The Wrights made four flights that day; three were photographed: the first, third and fourth. After the Flyer was hauled back from the fourth flight, a powerful gust of wind caught it. Daniels grabbed a strut in an attempt to hold down the aircraft, but he was caught between the wings as the Flyer flipped end over end. Daniels was not seriously hurt, but the Flyer was destroyed with even the engine block split in half. Daniels would tell the story of the day he "survived the first airplane crash" for the remainder of his life.[4] Daniels died January 31, 1948, one day after Orville Wright's passing.

Life-Saving Stations were located along U.S. coastlines to provide emergency rescues for crew and passengers of ships foundering offshore. Members of stations were typically known as "surfmen". The service was merged in 1915 into the new U.S. Coast Guard.

Anniversary eventsEdit

In 2003, Daniels' granddaughter participated in the 100th anniversary First Flight Ceremonies at Kill Devil Hills, Kitty Hawk, North Carolina.[5]

On December 17, 2012, the great-grandniece of the Wright Brothers, Kate Jameson (through their niece Leontine Wright, daughter of their brother Lorin, later Jameson) reunited with the great-grandson of photographer John T. Daniels, also named John Daniels.[6]


  1. ^ John T. Daniels 1873-1948 courtesy of
  2. ^ Crouch, Tom D. (February 2002). A dream of wings: Americans and the airplane. W.W. Norton & Co. pp. 300–305. ISBN 0-393-32227-0.
  3. ^ "Capturing History". Vintage Aircraft. EAA. Retrieved 29 November 2009.
  4. ^ Crouch, Tom D. (April 2003). The Bishop's Boys.

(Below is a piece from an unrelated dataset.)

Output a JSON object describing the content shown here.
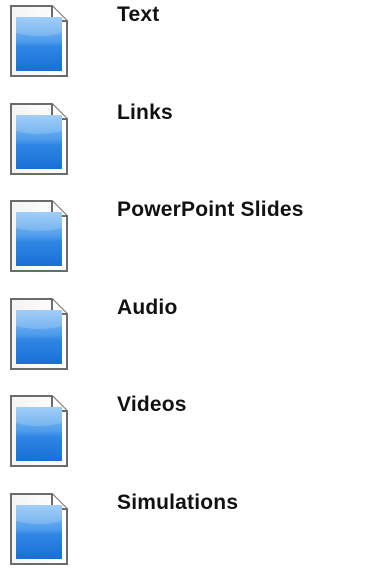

W. W. Norton & Company. pp. 264–267. ISBN 978-0-393-30695-8.
  5. ^ "Wright Flyer made its historic first flight"
  6. ^ "Reunion for Wright brother's descendant."

External linksEdit